[Data shown Boundary: Start]

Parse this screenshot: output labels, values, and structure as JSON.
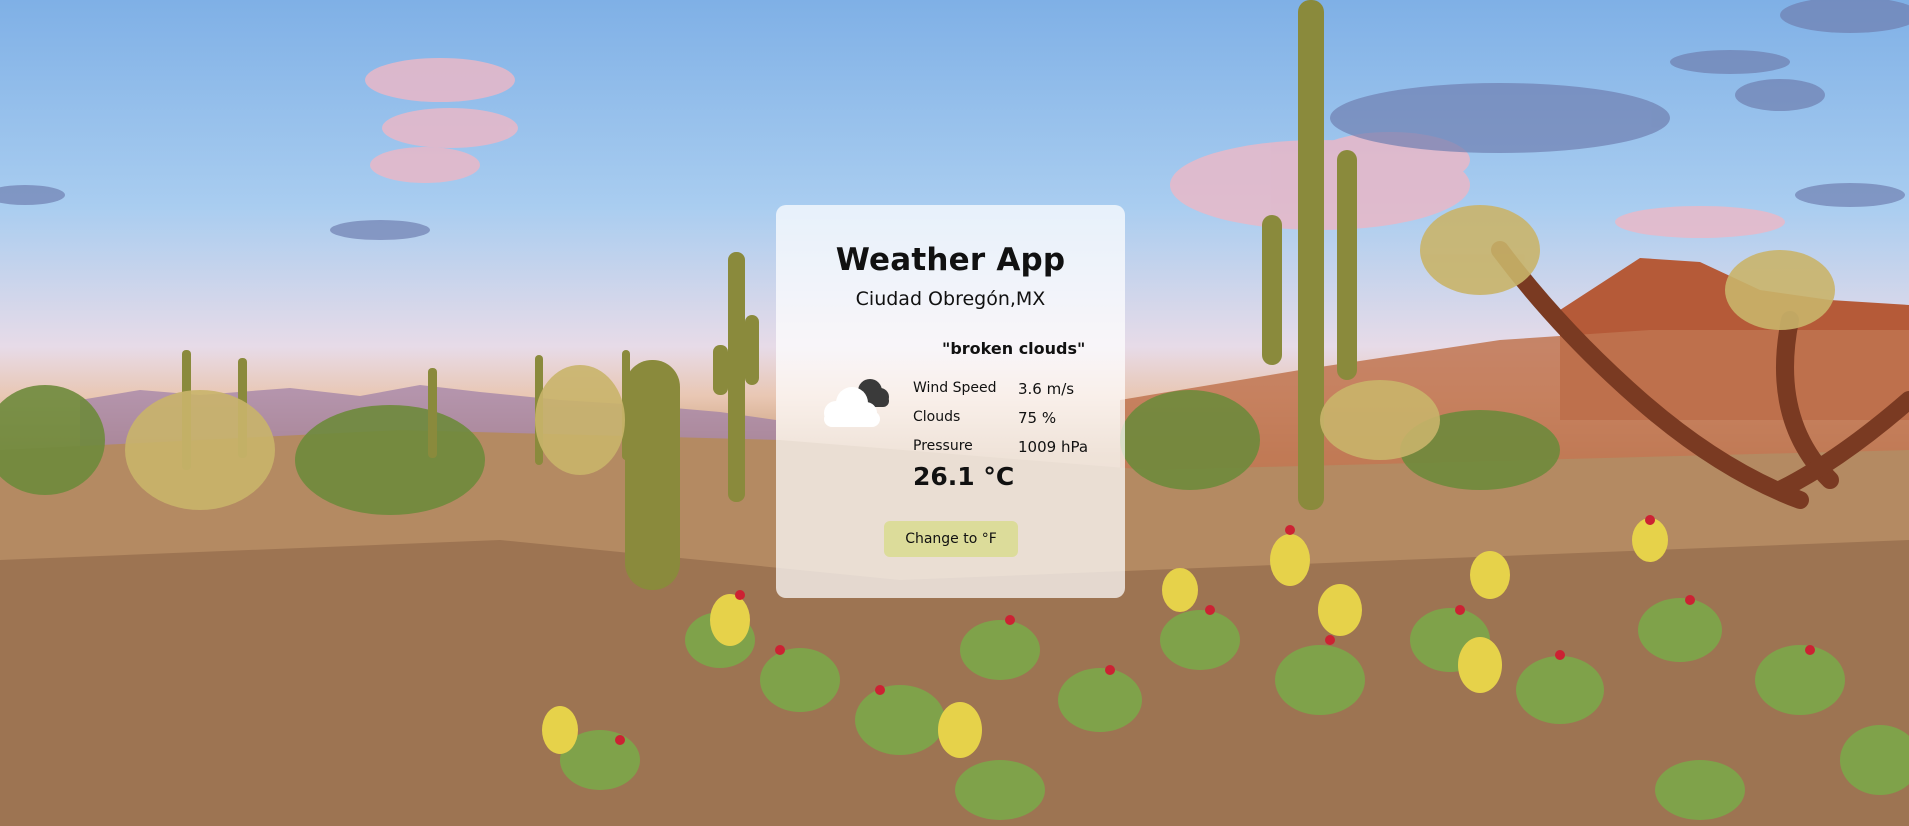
{
  "app": {
    "title": "Weather App",
    "location": "Ciudad Obregón,MX",
    "description": "\"broken clouds\"",
    "icon": "broken-clouds-icon"
  },
  "stats": [
    {
      "label": "Wind Speed",
      "value": "3.6 m/s"
    },
    {
      "label": "Clouds",
      "value": "75 %"
    },
    {
      "label": "Pressure",
      "value": "1009 hPa"
    }
  ],
  "temperature": "26.1 °C",
  "button": {
    "label": "Change to °F"
  },
  "colors": {
    "card_background": "rgba(255,255,255,0.72)",
    "button_background": "#dcdc9a",
    "text": "#111111"
  },
  "background": "desert-cactus-landscape-photo"
}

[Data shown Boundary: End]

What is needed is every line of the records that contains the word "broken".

    "description": "\"broken clouds\"",
    "icon": "broken-clouds-icon"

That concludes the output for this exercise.